We are familiar with the techniques and inevitable outcome of studies which involve radio-collaring fawns whether of pronghorns at Hart Mountain, Columbia white-tailed deer at the Julia Hansen Butler National Wildlife Refuge, or of any other hooved ruminants at any other location where there are either coyotes or jackals, coyotes closest kin.
Such studies are not actually “research”; they are a self-fulfilling prophecy. They begin with humans, usually several of them at a time, trampling an easily followed trail through the tall grass cover. The trail leads directly to the young victims, who have typically been spotted from the air or from some other high vantage point such as a fire watch tower, not accessible to coyotes or jackals.

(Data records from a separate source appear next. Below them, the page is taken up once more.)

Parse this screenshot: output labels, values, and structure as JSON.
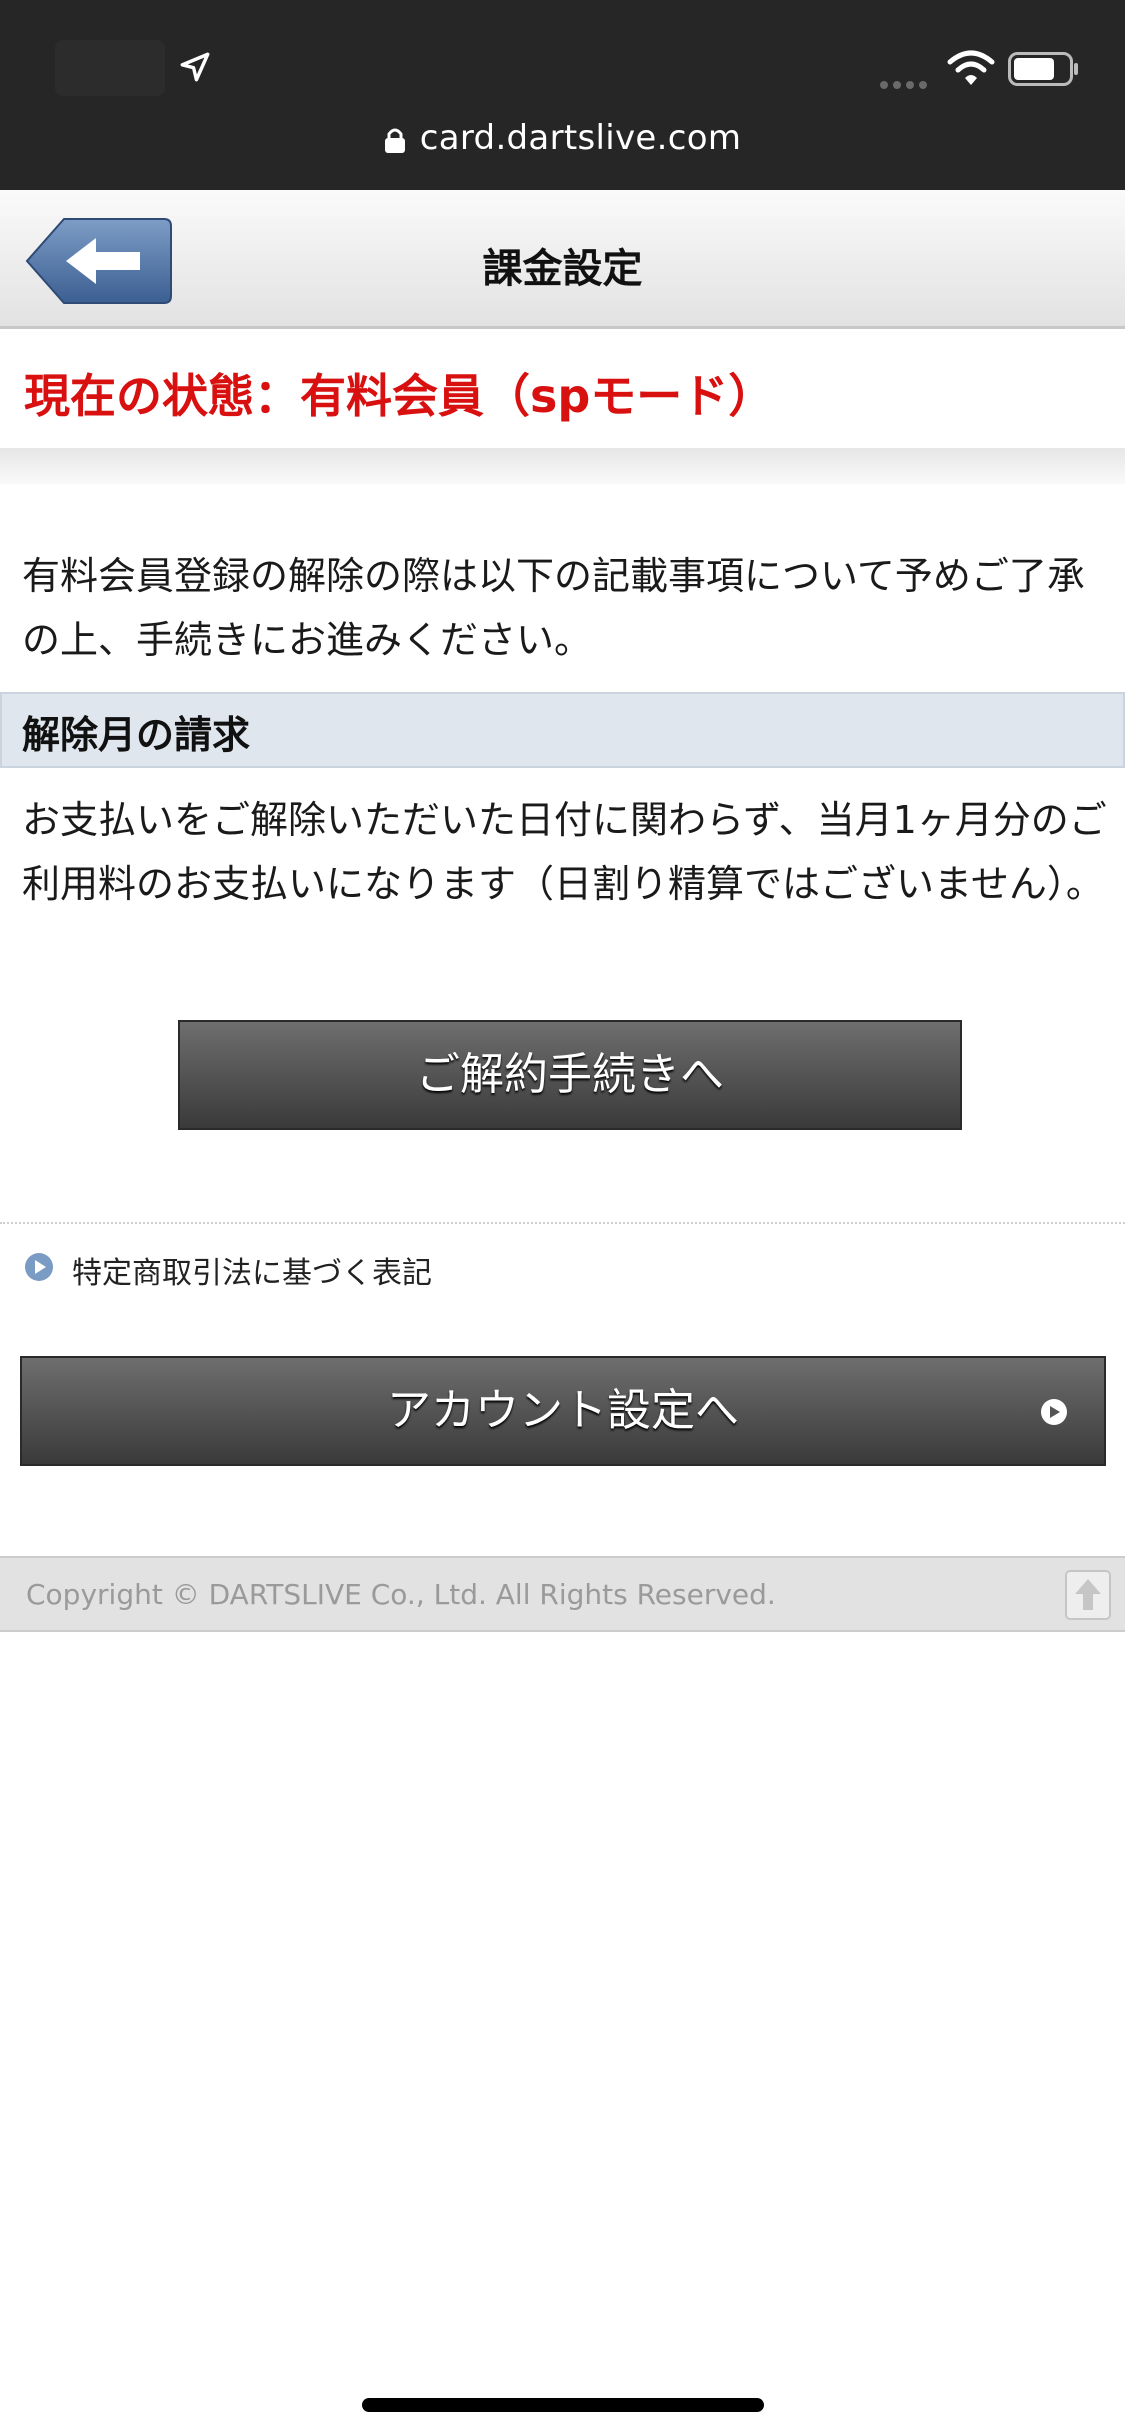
{
  "browser": {
    "url": "card.dartslive.com"
  },
  "header": {
    "title": "課金設定",
    "back_icon": "back-arrow-icon"
  },
  "status": {
    "text": "現在の状態：有料会員（spモード）",
    "color": "#d81010"
  },
  "intro": {
    "text": "有料会員登録の解除の際は以下の記載事項について予めご了承の上、手続きにお進みください。"
  },
  "billing": {
    "heading": "解除月の請求",
    "text": "お支払いをご解除いただいた日付に関わらず、当月1ヶ月分のご利用料のお支払いになります（日割り精算ではございません）。"
  },
  "actions": {
    "cancel_label": "ご解約手続きへ",
    "legal_link": "特定商取引法に基づく表記",
    "account_label": "アカウント設定へ"
  },
  "footer": {
    "copyright": "Copyright © DARTSLIVE Co., Ltd. All Rights Reserved."
  }
}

That s bad enough, and enough by itself to practically guarantee that all of the previously hidden fawns will be found and killed by predators. But there is more. The young animals are frightened. They may or may not make sounds, betraying their location. They often defecate. They throw off all the usual scents of fear and anxiety common to their species and the researchers pick these scents up on their hands, their gloves, their boots, their shirts and pants, and on their other equipment.
Then back they come, along the same trail they created to reach the fawns in the first place, not only making the trail wider and more obvious, but also shedding the scents of a frightened and vulnerable young animal all along the way.
A blind old lap poodle could follow such a path to a fawn; it should be no surprise that coyotes or jackals do.
Radio-collaring has established an impressive record in enabling researchers to monitor the behavior of birds and adult mammalian predators, including coyotes, wolves, pumas, and both black bears and grizzly bears. These species are not generally subject to predation themselves, especially not by opportunistic trail-following animals like coyotes. But it should be noted that they are subject to human predation, and biologists have known for at least 10 years that radio-collaring an animal multiplies manifold the likelihood that the animal will be poached.
Radio-collaring is not an appropriate study tool for monitoring the activity of highly vulnerable prey species. The prey animal who is radio-collared will be killed, inevitably, because even if predators are not able to detect the radio signal––a belief of biologists which is by no means certain––the mere act of doing the radio-collaring places the collared animal at greater risk.
Increasing the risk to fawns may serve the interests of those who believe their predators should be eradicated. Yet it does not serve the interests of either the individual fawns or their species. As a practice, radio-collaring prey species especially young animals is inhumane, anti-ecological, and yields extremely untrustworthy data. It should be abolished. Studies based on data collected by radio-collaring young prey species should be discarded and disregarded, since they have no more bearing on discovering the truth of the subjects they purport to investigate than did the trials by “odd bodkin” of alleged witches during the Middle Ages.
Appreciating your attention,
Merritt Clifton, editor